But UKIP’s Lord Willoughby de Broke (78), the 21st baron of that name and another Tory to Ukip switcher, was pretty hopeless in several ways. He ruefully recalled that his efforts to get a referendum on Maastrict (1991) were thwarted by then-chief whip, the race driver. Lord Hesketh, who has since gone over to Ukip too. He did not add that the jovial Hesketh also sold his ancient and lovely family seat at Easton Neston in Towcester to a Russian fashionista and decamped with the proceeds to the south of France. Very Brexit.

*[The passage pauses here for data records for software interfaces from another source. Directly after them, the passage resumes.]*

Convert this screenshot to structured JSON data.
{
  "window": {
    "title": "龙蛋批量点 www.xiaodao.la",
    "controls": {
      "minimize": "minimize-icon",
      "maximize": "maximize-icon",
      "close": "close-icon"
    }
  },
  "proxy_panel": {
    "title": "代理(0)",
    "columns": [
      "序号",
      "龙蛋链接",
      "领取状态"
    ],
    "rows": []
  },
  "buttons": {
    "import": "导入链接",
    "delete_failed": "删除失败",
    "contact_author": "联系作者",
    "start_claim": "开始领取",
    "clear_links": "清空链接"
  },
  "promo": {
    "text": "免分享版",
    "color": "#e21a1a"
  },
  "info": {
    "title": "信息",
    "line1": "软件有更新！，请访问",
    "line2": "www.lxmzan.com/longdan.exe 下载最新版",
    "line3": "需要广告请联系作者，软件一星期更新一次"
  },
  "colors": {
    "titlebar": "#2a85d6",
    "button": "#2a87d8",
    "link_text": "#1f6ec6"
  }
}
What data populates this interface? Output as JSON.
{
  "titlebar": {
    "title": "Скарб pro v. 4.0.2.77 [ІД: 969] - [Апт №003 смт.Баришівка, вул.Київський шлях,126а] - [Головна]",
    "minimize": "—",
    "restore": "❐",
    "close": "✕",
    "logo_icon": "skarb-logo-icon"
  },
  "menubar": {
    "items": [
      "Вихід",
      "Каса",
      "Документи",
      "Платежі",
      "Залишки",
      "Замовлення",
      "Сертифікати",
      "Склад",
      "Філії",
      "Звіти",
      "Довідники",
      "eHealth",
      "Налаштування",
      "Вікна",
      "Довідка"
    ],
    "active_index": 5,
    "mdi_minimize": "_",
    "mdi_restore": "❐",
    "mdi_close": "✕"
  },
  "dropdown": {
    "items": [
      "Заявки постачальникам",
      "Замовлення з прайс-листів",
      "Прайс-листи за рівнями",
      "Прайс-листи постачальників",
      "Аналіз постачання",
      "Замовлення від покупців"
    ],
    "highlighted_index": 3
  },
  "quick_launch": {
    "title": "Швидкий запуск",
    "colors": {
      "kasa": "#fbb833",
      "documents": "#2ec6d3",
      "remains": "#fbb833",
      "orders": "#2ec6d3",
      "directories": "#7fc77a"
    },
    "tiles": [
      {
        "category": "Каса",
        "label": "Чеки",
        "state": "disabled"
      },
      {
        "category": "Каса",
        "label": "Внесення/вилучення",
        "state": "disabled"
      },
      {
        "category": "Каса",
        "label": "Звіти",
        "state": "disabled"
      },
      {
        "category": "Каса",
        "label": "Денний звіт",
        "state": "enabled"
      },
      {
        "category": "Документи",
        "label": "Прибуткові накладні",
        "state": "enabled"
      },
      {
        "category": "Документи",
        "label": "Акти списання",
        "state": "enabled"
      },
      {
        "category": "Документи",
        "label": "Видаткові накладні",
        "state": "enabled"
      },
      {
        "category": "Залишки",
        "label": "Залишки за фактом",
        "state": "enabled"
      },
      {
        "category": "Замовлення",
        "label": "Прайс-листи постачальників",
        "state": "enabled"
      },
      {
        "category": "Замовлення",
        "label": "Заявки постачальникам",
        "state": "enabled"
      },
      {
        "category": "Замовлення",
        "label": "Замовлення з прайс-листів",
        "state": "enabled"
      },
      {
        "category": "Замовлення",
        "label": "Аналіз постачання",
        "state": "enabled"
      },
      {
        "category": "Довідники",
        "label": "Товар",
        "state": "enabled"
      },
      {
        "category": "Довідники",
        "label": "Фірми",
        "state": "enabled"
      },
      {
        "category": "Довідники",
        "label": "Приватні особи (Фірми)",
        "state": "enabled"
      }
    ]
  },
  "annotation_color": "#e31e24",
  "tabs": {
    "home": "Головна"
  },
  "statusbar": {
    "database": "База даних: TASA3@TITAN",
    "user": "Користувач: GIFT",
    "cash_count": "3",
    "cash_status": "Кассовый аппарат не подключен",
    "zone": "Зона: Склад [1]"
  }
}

Lord Willoughby seems to think that black Americans only got the vote in 1965. Lord Howard Flight thinks the EU was gradually eroding 1,000 years of evolving British democracy. It is all more complicated than that. But you get the picture. Blue Labour’s Lord Maurice Glasman believes the ‘joyous’ Brexit moment will give birth to democratic renewal in Britain. His colleague Dale Campbell-Savours hopes the EU may take the opportunity to renew itself too. Plenty of decent people, peers among them, voted for Brexit. But my calculation says that only 28 of the 187 Lords who spoke (plus a few shy Brexits) were Leavers and most were on the woolly and romantic side. ‘It will be all right on the night,’ they tell each other.
Let us hope they are right because all sorts of dangers are paved with good intentions. Heseltine’s detractors this week were keen to blame him for Lady Thatcher’s fall. That is not correct. Longevity and her failing touch destroyed her, as embodied in the foolish poll tax, Thatcherism’s gift to the SNP. Among its eager promoters was young Mickey Forsyth, now a big cheese in the City. He ought to ponder that, but he probably won’t. Not the type.
Michael White is a former political editor of the Guardian